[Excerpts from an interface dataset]
________________________

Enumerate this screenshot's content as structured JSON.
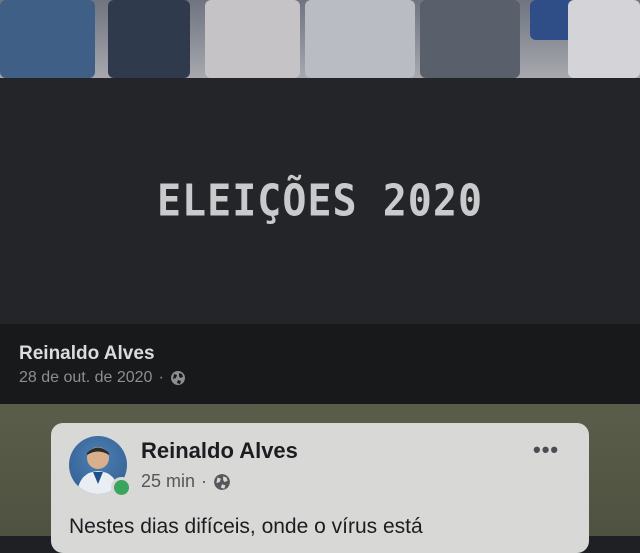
{
  "banner": {
    "title": "ELEIÇÕES 2020"
  },
  "post_meta": {
    "author": "Reinaldo Alves",
    "date": "28 de out. de 2020",
    "separator": "·",
    "privacy_icon": "globe-icon"
  },
  "embedded_post": {
    "author": "Reinaldo Alves",
    "time": "25 min",
    "separator": "·",
    "privacy_icon": "globe-icon",
    "more_icon": "more-options-icon",
    "more_label": "•••",
    "text": "Nestes dias difíceis, onde o vírus está",
    "status": "online"
  },
  "colors": {
    "banner_bg": "#232528",
    "banner_text": "#c9cacc",
    "meta_bg": "#18191b",
    "card_bg": "#d8d8d6",
    "online": "#3ba55d"
  }
}
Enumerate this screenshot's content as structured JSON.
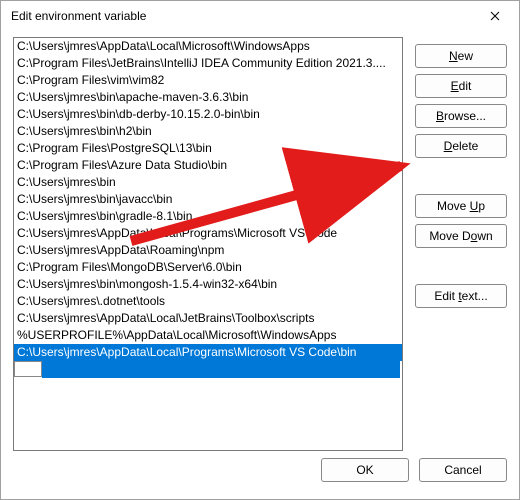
{
  "window": {
    "title": "Edit environment variable"
  },
  "paths": [
    "C:\\Users\\jmres\\AppData\\Local\\Microsoft\\WindowsApps",
    "C:\\Program Files\\JetBrains\\IntelliJ IDEA Community Edition 2021.3....",
    "C:\\Program Files\\vim\\vim82",
    "C:\\Users\\jmres\\bin\\apache-maven-3.6.3\\bin",
    "C:\\Users\\jmres\\bin\\db-derby-10.15.2.0-bin\\bin",
    "C:\\Users\\jmres\\bin\\h2\\bin",
    "C:\\Program Files\\PostgreSQL\\13\\bin",
    "C:\\Program Files\\Azure Data Studio\\bin",
    "C:\\Users\\jmres\\bin",
    "C:\\Users\\jmres\\bin\\javacc\\bin",
    "C:\\Users\\jmres\\bin\\gradle-8.1\\bin",
    "C:\\Users\\jmres\\AppData\\Local\\Programs\\Microsoft VS Code",
    "C:\\Users\\jmres\\AppData\\Roaming\\npm",
    "C:\\Program Files\\MongoDB\\Server\\6.0\\bin",
    "C:\\Users\\jmres\\bin\\mongosh-1.5.4-win32-x64\\bin",
    "C:\\Users\\jmres\\.dotnet\\tools",
    "C:\\Users\\jmres\\AppData\\Local\\JetBrains\\Toolbox\\scripts",
    "%USERPROFILE%\\AppData\\Local\\Microsoft\\WindowsApps",
    "C:\\Users\\jmres\\AppData\\Local\\Programs\\Microsoft VS Code\\bin"
  ],
  "selected_index": 18,
  "buttons": {
    "new": "New",
    "edit": "Edit",
    "browse": "Browse...",
    "delete": "Delete",
    "moveup": "Move Up",
    "movedown": "Move Down",
    "edittext": "Edit text...",
    "ok": "OK",
    "cancel": "Cancel"
  },
  "annotation": {
    "arrow_color": "#e21b1b"
  }
}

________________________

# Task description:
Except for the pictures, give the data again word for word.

# Answer space:
Enumerate this screenshot's content as structured JSON.
{
  "banner": {
    "title": "ELEIÇÕES 2020"
  },
  "post_meta": {
    "author": "Reinaldo Alves",
    "date": "28 de out. de 2020",
    "separator": "·",
    "privacy_icon": "globe-icon"
  },
  "embedded_post": {
    "author": "Reinaldo Alves",
    "time": "25 min",
    "separator": "·",
    "privacy_icon": "globe-icon",
    "more_icon": "more-options-icon",
    "more_label": "•••",
    "text": "Nestes dias difíceis, onde o vírus está",
    "status": "online"
  },
  "colors": {
    "banner_bg": "#232528",
    "banner_text": "#c9cacc",
    "meta_bg": "#18191b",
    "card_bg": "#d8d8d6",
    "online": "#3ba55d"
  }
}
Enumerate this screenshot's content as structured JSON.
{
  "window": {
    "title": "Edit environment variable"
  },
  "paths": [
    "C:\\Users\\jmres\\AppData\\Local\\Microsoft\\WindowsApps",
    "C:\\Program Files\\JetBrains\\IntelliJ IDEA Community Edition 2021.3....",
    "C:\\Program Files\\vim\\vim82",
    "C:\\Users\\jmres\\bin\\apache-maven-3.6.3\\bin",
    "C:\\Users\\jmres\\bin\\db-derby-10.15.2.0-bin\\bin",
    "C:\\Users\\jmres\\bin\\h2\\bin",
    "C:\\Program Files\\PostgreSQL\\13\\bin",
    "C:\\Program Files\\Azure Data Studio\\bin",
    "C:\\Users\\jmres\\bin",
    "C:\\Users\\jmres\\bin\\javacc\\bin",
    "C:\\Users\\jmres\\bin\\gradle-8.1\\bin",
    "C:\\Users\\jmres\\AppData\\Local\\Programs\\Microsoft VS Code",
    "C:\\Users\\jmres\\AppData\\Roaming\\npm",
    "C:\\Program Files\\MongoDB\\Server\\6.0\\bin",
    "C:\\Users\\jmres\\bin\\mongosh-1.5.4-win32-x64\\bin",
    "C:\\Users\\jmres\\.dotnet\\tools",
    "C:\\Users\\jmres\\AppData\\Local\\JetBrains\\Toolbox\\scripts",
    "%USERPROFILE%\\AppData\\Local\\Microsoft\\WindowsApps",
    "C:\\Users\\jmres\\AppData\\Local\\Programs\\Microsoft VS Code\\bin"
  ],
  "selected_index": 18,
  "buttons": {
    "new": "New",
    "edit": "Edit",
    "browse": "Browse...",
    "delete": "Delete",
    "moveup": "Move Up",
    "movedown": "Move Down",
    "edittext": "Edit text...",
    "ok": "OK",
    "cancel": "Cancel"
  },
  "annotation": {
    "arrow_color": "#e21b1b"
  }
}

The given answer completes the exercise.